--- START ---

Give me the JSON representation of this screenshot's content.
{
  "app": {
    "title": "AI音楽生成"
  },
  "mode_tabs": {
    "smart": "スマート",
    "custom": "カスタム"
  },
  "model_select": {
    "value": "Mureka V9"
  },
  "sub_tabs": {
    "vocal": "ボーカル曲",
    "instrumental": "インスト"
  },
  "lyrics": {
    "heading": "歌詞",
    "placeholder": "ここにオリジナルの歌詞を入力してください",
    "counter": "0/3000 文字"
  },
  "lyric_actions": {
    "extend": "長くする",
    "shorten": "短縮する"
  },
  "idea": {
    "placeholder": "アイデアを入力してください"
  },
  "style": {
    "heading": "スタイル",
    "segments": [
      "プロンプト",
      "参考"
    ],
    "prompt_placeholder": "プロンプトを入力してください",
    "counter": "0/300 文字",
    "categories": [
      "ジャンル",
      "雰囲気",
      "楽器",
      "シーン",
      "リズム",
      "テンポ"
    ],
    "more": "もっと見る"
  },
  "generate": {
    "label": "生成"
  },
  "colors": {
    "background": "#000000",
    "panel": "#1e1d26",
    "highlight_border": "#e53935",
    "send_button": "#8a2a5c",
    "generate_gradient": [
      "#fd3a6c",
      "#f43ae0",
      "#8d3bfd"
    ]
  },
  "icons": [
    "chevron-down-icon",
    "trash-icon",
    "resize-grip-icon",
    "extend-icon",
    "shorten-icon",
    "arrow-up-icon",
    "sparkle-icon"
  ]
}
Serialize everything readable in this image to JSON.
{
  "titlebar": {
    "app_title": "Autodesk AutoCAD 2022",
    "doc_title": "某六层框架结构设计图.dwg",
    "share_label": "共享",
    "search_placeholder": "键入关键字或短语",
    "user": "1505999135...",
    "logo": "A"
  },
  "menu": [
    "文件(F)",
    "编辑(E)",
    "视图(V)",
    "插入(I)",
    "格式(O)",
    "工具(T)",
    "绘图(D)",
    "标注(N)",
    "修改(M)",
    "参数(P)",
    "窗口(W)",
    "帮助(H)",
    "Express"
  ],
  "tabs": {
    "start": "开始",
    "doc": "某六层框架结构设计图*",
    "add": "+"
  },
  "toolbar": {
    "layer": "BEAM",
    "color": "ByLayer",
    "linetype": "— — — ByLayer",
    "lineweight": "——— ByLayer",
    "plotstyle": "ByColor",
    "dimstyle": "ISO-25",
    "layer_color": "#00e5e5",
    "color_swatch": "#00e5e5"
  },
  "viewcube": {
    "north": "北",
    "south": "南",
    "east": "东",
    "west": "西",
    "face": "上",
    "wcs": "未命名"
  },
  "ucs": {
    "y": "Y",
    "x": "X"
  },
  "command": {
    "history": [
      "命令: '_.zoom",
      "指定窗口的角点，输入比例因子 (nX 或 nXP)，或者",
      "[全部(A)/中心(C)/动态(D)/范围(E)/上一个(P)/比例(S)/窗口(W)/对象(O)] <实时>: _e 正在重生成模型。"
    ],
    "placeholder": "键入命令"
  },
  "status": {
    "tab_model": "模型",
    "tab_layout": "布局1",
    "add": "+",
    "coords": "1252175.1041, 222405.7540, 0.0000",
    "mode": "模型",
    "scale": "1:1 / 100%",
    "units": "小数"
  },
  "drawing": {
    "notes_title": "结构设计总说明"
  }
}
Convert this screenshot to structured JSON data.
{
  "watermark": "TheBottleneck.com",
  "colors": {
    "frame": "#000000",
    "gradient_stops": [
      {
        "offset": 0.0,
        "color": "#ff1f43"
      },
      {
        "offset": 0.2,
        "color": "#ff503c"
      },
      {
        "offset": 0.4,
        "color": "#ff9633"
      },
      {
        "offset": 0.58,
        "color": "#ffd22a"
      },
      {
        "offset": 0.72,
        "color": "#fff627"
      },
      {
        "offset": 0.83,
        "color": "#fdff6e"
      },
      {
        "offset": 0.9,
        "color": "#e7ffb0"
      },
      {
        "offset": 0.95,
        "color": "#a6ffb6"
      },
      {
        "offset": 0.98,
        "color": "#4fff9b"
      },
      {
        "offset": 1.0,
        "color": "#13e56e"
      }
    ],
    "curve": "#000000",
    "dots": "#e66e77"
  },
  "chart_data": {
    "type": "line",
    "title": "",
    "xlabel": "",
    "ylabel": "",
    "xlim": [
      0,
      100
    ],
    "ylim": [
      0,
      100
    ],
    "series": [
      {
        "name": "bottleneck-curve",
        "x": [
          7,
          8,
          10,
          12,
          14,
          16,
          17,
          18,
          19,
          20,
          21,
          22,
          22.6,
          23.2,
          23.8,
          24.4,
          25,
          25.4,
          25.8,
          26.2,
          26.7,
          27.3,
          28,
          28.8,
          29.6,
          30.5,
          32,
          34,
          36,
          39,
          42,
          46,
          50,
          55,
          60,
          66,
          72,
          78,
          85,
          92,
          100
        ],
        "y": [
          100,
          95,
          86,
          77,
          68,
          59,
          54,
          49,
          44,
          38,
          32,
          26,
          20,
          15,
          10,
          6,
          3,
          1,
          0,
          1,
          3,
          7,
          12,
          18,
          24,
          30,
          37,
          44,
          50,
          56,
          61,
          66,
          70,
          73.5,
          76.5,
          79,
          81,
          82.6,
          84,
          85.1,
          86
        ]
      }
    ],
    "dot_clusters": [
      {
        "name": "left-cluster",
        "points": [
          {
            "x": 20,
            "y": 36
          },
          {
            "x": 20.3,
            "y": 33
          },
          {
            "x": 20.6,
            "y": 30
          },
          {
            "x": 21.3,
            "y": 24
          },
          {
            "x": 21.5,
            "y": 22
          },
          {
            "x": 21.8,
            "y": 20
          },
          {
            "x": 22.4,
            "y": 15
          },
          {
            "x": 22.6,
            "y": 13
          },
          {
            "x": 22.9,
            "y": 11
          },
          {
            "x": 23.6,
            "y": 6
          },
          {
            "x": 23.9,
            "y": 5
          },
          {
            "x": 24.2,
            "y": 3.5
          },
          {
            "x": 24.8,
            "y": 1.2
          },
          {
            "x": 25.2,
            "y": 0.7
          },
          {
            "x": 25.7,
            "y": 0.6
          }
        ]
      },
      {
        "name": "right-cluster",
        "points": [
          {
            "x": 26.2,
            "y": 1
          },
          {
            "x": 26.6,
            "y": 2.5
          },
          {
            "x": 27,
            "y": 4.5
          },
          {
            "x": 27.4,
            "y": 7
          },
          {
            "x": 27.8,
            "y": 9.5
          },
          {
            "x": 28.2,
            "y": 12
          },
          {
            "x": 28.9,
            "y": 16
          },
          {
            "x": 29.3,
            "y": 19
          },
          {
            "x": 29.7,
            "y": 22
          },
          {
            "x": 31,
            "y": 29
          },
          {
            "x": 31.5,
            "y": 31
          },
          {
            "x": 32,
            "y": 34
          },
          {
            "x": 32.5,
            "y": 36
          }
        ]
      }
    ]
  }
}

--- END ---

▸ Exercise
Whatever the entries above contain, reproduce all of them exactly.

▸ Result of this exercise
Give me the JSON representation of this screenshot's content.
{
  "app": {
    "title": "AI音楽生成"
  },
  "mode_tabs": {
    "smart": "スマート",
    "custom": "カスタム"
  },
  "model_select": {
    "value": "Mureka V9"
  },
  "sub_tabs": {
    "vocal": "ボーカル曲",
    "instrumental": "インスト"
  },
  "lyrics": {
    "heading": "歌詞",
    "placeholder": "ここにオリジナルの歌詞を入力してください",
    "counter": "0/3000 文字"
  },
  "lyric_actions": {
    "extend": "長くする",
    "shorten": "短縮する"
  },
  "idea": {
    "placeholder": "アイデアを入力してください"
  },
  "style": {
    "heading": "スタイル",
    "segments": [
      "プロンプト",
      "参考"
    ],
    "prompt_placeholder": "プロンプトを入力してください",
    "counter": "0/300 文字",
    "categories": [
      "ジャンル",
      "雰囲気",
      "楽器",
      "シーン",
      "リズム",
      "テンポ"
    ],
    "more": "もっと見る"
  },
  "generate": {
    "label": "生成"
  },
  "colors": {
    "background": "#000000",
    "panel": "#1e1d26",
    "highlight_border": "#e53935",
    "send_button": "#8a2a5c",
    "generate_gradient": [
      "#fd3a6c",
      "#f43ae0",
      "#8d3bfd"
    ]
  },
  "icons": [
    "chevron-down-icon",
    "trash-icon",
    "resize-grip-icon",
    "extend-icon",
    "shorten-icon",
    "arrow-up-icon",
    "sparkle-icon"
  ]
}
Serialize everything readable in this image to JSON.
{
  "titlebar": {
    "app_title": "Autodesk AutoCAD 2022",
    "doc_title": "某六层框架结构设计图.dwg",
    "share_label": "共享",
    "search_placeholder": "键入关键字或短语",
    "user": "1505999135...",
    "logo": "A"
  },
  "menu": [
    "文件(F)",
    "编辑(E)",
    "视图(V)",
    "插入(I)",
    "格式(O)",
    "工具(T)",
    "绘图(D)",
    "标注(N)",
    "修改(M)",
    "参数(P)",
    "窗口(W)",
    "帮助(H)",
    "Express"
  ],
  "tabs": {
    "start": "开始",
    "doc": "某六层框架结构设计图*",
    "add": "+"
  },
  "toolbar": {
    "layer": "BEAM",
    "color": "ByLayer",
    "linetype": "— — — ByLayer",
    "lineweight": "——— ByLayer",
    "plotstyle": "ByColor",
    "dimstyle": "ISO-25",
    "layer_color": "#00e5e5",
    "color_swatch": "#00e5e5"
  },
  "viewcube": {
    "north": "北",
    "south": "南",
    "east": "东",
    "west": "西",
    "face": "上",
    "wcs": "未命名"
  },
  "ucs": {
    "y": "Y",
    "x": "X"
  },
  "command": {
    "history": [
      "命令: '_.zoom",
      "指定窗口的角点，输入比例因子 (nX 或 nXP)，或者",
      "[全部(A)/中心(C)/动态(D)/范围(E)/上一个(P)/比例(S)/窗口(W)/对象(O)] <实时>: _e 正在重生成模型。"
    ],
    "placeholder": "键入命令"
  },
  "status": {
    "tab_model": "模型",
    "tab_layout": "布局1",
    "add": "+",
    "coords": "1252175.1041, 222405.7540, 0.0000",
    "mode": "模型",
    "scale": "1:1 / 100%",
    "units": "小数"
  },
  "drawing": {
    "notes_title": "结构设计总说明"
  }
}
Convert this screenshot to structured JSON data.
{
  "watermark": "TheBottleneck.com",
  "colors": {
    "frame": "#000000",
    "gradient_stops": [
      {
        "offset": 0.0,
        "color": "#ff1f43"
      },
      {
        "offset": 0.2,
        "color": "#ff503c"
      },
      {
        "offset": 0.4,
        "color": "#ff9633"
      },
      {
        "offset": 0.58,
        "color": "#ffd22a"
      },
      {
        "offset": 0.72,
        "color": "#fff627"
      },
      {
        "offset": 0.83,
        "color": "#fdff6e"
      },
      {
        "offset": 0.9,
        "color": "#e7ffb0"
      },
      {
        "offset": 0.95,
        "color": "#a6ffb6"
      },
      {
        "offset": 0.98,
        "color": "#4fff9b"
      },
      {
        "offset": 1.0,
        "color": "#13e56e"
      }
    ],
    "curve": "#000000",
    "dots": "#e66e77"
  },
  "chart_data": {
    "type": "line",
    "title": "",
    "xlabel": "",
    "ylabel": "",
    "xlim": [
      0,
      100
    ],
    "ylim": [
      0,
      100
    ],
    "series": [
      {
        "name": "bottleneck-curve",
        "x": [
          7,
          8,
          10,
          12,
          14,
          16,
          17,
          18,
          19,
          20,
          21,
          22,
          22.6,
          23.2,
          23.8,
          24.4,
          25,
          25.4,
          25.8,
          26.2,
          26.7,
          27.3,
          28,
          28.8,
          29.6,
          30.5,
          32,
          34,
          36,
          39,
          42,
          46,
          50,
          55,
          60,
          66,
          72,
          78,
          85,
          92,
          100
        ],
        "y": [
          100,
          95,
          86,
          77,
          68,
          59,
          54,
          49,
          44,
          38,
          32,
          26,
          20,
          15,
          10,
          6,
          3,
          1,
          0,
          1,
          3,
          7,
          12,
          18,
          24,
          30,
          37,
          44,
          50,
          56,
          61,
          66,
          70,
          73.5,
          76.5,
          79,
          81,
          82.6,
          84,
          85.1,
          86
        ]
      }
    ],
    "dot_clusters": [
      {
        "name": "left-cluster",
        "points": [
          {
            "x": 20,
            "y": 36
          },
          {
            "x": 20.3,
            "y": 33
          },
          {
            "x": 20.6,
            "y": 30
          },
          {
            "x": 21.3,
            "y": 24
          },
          {
            "x": 21.5,
            "y": 22
          },
          {
            "x": 21.8,
            "y": 20
          },
          {
            "x": 22.4,
            "y": 15
          },
          {
            "x": 22.6,
            "y": 13
          },
          {
            "x": 22.9,
            "y": 11
          },
          {
            "x": 23.6,
            "y": 6
          },
          {
            "x": 23.9,
            "y": 5
          },
          {
            "x": 24.2,
            "y": 3.5
          },
          {
            "x": 24.8,
            "y": 1.2
          },
          {
            "x": 25.2,
            "y": 0.7
          },
          {
            "x": 25.7,
            "y": 0.6
          }
        ]
      },
      {
        "name": "right-cluster",
        "points": [
          {
            "x": 26.2,
            "y": 1
          },
          {
            "x": 26.6,
            "y": 2.5
          },
          {
            "x": 27,
            "y": 4.5
          },
          {
            "x": 27.4,
            "y": 7
          },
          {
            "x": 27.8,
            "y": 9.5
          },
          {
            "x": 28.2,
            "y": 12
          },
          {
            "x": 28.9,
            "y": 16
          },
          {
            "x": 29.3,
            "y": 19
          },
          {
            "x": 29.7,
            "y": 22
          },
          {
            "x": 31,
            "y": 29
          },
          {
            "x": 31.5,
            "y": 31
          },
          {
            "x": 32,
            "y": 34
          },
          {
            "x": 32.5,
            "y": 36
          }
        ]
      }
    ]
  }
}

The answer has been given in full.